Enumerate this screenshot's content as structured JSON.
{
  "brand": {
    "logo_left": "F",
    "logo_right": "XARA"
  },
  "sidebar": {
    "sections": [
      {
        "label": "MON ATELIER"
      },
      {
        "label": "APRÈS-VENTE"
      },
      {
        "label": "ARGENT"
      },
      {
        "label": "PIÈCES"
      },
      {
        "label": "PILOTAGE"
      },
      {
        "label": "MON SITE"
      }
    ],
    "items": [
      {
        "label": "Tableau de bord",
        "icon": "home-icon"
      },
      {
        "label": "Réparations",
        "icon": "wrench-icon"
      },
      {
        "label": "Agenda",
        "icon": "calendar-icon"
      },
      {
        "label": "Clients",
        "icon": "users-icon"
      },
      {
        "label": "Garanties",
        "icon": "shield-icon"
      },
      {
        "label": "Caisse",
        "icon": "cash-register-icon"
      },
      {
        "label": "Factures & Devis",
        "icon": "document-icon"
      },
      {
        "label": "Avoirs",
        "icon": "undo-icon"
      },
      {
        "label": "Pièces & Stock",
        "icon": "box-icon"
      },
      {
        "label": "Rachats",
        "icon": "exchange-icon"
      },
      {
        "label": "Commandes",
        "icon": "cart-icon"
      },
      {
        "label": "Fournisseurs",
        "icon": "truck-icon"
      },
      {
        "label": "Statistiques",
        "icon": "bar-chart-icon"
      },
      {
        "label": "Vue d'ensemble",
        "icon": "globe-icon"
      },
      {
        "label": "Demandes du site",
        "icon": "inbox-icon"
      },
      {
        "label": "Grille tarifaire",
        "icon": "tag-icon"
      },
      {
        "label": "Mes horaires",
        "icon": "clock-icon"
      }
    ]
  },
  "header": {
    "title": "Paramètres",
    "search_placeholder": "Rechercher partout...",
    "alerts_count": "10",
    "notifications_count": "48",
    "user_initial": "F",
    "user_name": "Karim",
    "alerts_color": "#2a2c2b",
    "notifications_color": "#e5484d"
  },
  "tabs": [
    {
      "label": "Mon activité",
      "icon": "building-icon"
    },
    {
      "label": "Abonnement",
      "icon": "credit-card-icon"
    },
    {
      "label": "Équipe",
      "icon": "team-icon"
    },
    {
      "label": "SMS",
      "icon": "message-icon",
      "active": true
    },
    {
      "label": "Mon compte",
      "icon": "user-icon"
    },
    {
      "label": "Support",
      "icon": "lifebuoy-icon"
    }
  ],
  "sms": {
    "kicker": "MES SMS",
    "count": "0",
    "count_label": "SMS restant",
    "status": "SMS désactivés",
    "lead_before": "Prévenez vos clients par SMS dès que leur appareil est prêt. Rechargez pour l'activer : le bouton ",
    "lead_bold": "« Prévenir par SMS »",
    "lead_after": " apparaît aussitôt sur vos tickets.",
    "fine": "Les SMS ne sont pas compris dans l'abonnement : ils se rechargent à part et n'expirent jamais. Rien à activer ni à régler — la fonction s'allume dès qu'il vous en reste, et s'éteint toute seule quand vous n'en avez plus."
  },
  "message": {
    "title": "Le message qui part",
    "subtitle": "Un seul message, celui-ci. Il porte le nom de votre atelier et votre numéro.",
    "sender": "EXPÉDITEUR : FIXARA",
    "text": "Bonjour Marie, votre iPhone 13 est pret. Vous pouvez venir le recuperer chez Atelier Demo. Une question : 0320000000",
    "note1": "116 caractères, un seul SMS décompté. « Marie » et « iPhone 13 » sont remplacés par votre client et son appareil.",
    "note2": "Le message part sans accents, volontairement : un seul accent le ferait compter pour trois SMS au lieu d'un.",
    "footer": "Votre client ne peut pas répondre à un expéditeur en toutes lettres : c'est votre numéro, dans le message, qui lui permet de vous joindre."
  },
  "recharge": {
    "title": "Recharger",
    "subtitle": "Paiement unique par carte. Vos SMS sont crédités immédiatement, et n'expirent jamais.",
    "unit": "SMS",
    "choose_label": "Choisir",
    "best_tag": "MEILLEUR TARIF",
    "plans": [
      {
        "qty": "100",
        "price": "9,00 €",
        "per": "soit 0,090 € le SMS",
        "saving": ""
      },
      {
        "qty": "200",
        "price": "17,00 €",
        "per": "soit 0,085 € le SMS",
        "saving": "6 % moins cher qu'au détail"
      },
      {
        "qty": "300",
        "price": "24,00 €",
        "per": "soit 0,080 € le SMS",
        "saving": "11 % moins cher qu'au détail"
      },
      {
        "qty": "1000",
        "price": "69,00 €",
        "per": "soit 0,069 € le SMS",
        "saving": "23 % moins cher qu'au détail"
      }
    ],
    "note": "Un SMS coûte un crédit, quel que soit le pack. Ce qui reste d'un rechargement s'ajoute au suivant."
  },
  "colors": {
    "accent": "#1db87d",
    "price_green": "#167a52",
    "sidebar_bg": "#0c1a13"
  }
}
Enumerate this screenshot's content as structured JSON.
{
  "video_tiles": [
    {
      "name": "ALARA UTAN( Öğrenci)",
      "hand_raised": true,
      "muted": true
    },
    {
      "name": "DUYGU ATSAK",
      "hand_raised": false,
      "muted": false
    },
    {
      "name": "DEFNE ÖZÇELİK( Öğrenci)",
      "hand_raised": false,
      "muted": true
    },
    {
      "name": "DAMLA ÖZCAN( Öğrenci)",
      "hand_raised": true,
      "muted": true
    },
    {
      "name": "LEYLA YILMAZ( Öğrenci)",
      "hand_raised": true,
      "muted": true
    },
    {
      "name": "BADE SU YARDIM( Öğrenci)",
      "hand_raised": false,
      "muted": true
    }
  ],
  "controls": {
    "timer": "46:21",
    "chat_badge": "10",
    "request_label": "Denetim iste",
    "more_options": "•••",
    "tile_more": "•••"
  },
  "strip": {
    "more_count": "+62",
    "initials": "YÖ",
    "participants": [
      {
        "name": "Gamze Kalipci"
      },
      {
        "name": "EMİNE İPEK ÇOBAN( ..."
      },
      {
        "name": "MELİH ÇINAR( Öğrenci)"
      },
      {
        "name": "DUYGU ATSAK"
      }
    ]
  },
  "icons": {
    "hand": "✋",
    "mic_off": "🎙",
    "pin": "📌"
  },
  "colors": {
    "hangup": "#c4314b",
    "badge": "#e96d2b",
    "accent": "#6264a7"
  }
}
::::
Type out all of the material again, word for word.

Enumerate this screenshot's content as structured JSON.
{
  "brand": {
    "logo_left": "F",
    "logo_right": "XARA"
  },
  "sidebar": {
    "sections": [
      {
        "label": "MON ATELIER"
      },
      {
        "label": "APRÈS-VENTE"
      },
      {
        "label": "ARGENT"
      },
      {
        "label": "PIÈCES"
      },
      {
        "label": "PILOTAGE"
      },
      {
        "label": "MON SITE"
      }
    ],
    "items": [
      {
        "label": "Tableau de bord",
        "icon": "home-icon"
      },
      {
        "label": "Réparations",
        "icon": "wrench-icon"
      },
      {
        "label": "Agenda",
        "icon": "calendar-icon"
      },
      {
        "label": "Clients",
        "icon": "users-icon"
      },
      {
        "label": "Garanties",
        "icon": "shield-icon"
      },
      {
        "label": "Caisse",
        "icon": "cash-register-icon"
      },
      {
        "label": "Factures & Devis",
        "icon": "document-icon"
      },
      {
        "label": "Avoirs",
        "icon": "undo-icon"
      },
      {
        "label": "Pièces & Stock",
        "icon": "box-icon"
      },
      {
        "label": "Rachats",
        "icon": "exchange-icon"
      },
      {
        "label": "Commandes",
        "icon": "cart-icon"
      },
      {
        "label": "Fournisseurs",
        "icon": "truck-icon"
      },
      {
        "label": "Statistiques",
        "icon": "bar-chart-icon"
      },
      {
        "label": "Vue d'ensemble",
        "icon": "globe-icon"
      },
      {
        "label": "Demandes du site",
        "icon": "inbox-icon"
      },
      {
        "label": "Grille tarifaire",
        "icon": "tag-icon"
      },
      {
        "label": "Mes horaires",
        "icon": "clock-icon"
      }
    ]
  },
  "header": {
    "title": "Paramètres",
    "search_placeholder": "Rechercher partout...",
    "alerts_count": "10",
    "notifications_count": "48",
    "user_initial": "F",
    "user_name": "Karim",
    "alerts_color": "#2a2c2b",
    "notifications_color": "#e5484d"
  },
  "tabs": [
    {
      "label": "Mon activité",
      "icon": "building-icon"
    },
    {
      "label": "Abonnement",
      "icon": "credit-card-icon"
    },
    {
      "label": "Équipe",
      "icon": "team-icon"
    },
    {
      "label": "SMS",
      "icon": "message-icon",
      "active": true
    },
    {
      "label": "Mon compte",
      "icon": "user-icon"
    },
    {
      "label": "Support",
      "icon": "lifebuoy-icon"
    }
  ],
  "sms": {
    "kicker": "MES SMS",
    "count": "0",
    "count_label": "SMS restant",
    "status": "SMS désactivés",
    "lead_before": "Prévenez vos clients par SMS dès que leur appareil est prêt. Rechargez pour l'activer : le bouton ",
    "lead_bold": "« Prévenir par SMS »",
    "lead_after": " apparaît aussitôt sur vos tickets.",
    "fine": "Les SMS ne sont pas compris dans l'abonnement : ils se rechargent à part et n'expirent jamais. Rien à activer ni à régler — la fonction s'allume dès qu'il vous en reste, et s'éteint toute seule quand vous n'en avez plus."
  },
  "message": {
    "title": "Le message qui part",
    "subtitle": "Un seul message, celui-ci. Il porte le nom de votre atelier et votre numéro.",
    "sender": "EXPÉDITEUR : FIXARA",
    "text": "Bonjour Marie, votre iPhone 13 est pret. Vous pouvez venir le recuperer chez Atelier Demo. Une question : 0320000000",
    "note1": "116 caractères, un seul SMS décompté. « Marie » et « iPhone 13 » sont remplacés par votre client et son appareil.",
    "note2": "Le message part sans accents, volontairement : un seul accent le ferait compter pour trois SMS au lieu d'un.",
    "footer": "Votre client ne peut pas répondre à un expéditeur en toutes lettres : c'est votre numéro, dans le message, qui lui permet de vous joindre."
  },
  "recharge": {
    "title": "Recharger",
    "subtitle": "Paiement unique par carte. Vos SMS sont crédités immédiatement, et n'expirent jamais.",
    "unit": "SMS",
    "choose_label": "Choisir",
    "best_tag": "MEILLEUR TARIF",
    "plans": [
      {
        "qty": "100",
        "price": "9,00 €",
        "per": "soit 0,090 € le SMS",
        "saving": ""
      },
      {
        "qty": "200",
        "price": "17,00 €",
        "per": "soit 0,085 € le SMS",
        "saving": "6 % moins cher qu'au détail"
      },
      {
        "qty": "300",
        "price": "24,00 €",
        "per": "soit 0,080 € le SMS",
        "saving": "11 % moins cher qu'au détail"
      },
      {
        "qty": "1000",
        "price": "69,00 €",
        "per": "soit 0,069 € le SMS",
        "saving": "23 % moins cher qu'au détail"
      }
    ],
    "note": "Un SMS coûte un crédit, quel que soit le pack. Ce qui reste d'un rechargement s'ajoute au suivant."
  },
  "colors": {
    "accent": "#1db87d",
    "price_green": "#167a52",
    "sidebar_bg": "#0c1a13"
  }
}
Enumerate this screenshot's content as structured JSON.
{
  "video_tiles": [
    {
      "name": "ALARA UTAN( Öğrenci)",
      "hand_raised": true,
      "muted": true
    },
    {
      "name": "DUYGU ATSAK",
      "hand_raised": false,
      "muted": false
    },
    {
      "name": "DEFNE ÖZÇELİK( Öğrenci)",
      "hand_raised": false,
      "muted": true
    },
    {
      "name": "DAMLA ÖZCAN( Öğrenci)",
      "hand_raised": true,
      "muted": true
    },
    {
      "name": "LEYLA YILMAZ( Öğrenci)",
      "hand_raised": true,
      "muted": true
    },
    {
      "name": "BADE SU YARDIM( Öğrenci)",
      "hand_raised": false,
      "muted": true
    }
  ],
  "controls": {
    "timer": "46:21",
    "chat_badge": "10",
    "request_label": "Denetim iste",
    "more_options": "•••",
    "tile_more": "•••"
  },
  "strip": {
    "more_count": "+62",
    "initials": "YÖ",
    "participants": [
      {
        "name": "Gamze Kalipci"
      },
      {
        "name": "EMİNE İPEK ÇOBAN( ..."
      },
      {
        "name": "MELİH ÇINAR( Öğrenci)"
      },
      {
        "name": "DUYGU ATSAK"
      }
    ]
  },
  "icons": {
    "hand": "✋",
    "mic_off": "🎙",
    "pin": "📌"
  },
  "colors": {
    "hangup": "#c4314b",
    "badge": "#e96d2b",
    "accent": "#6264a7"
  }
}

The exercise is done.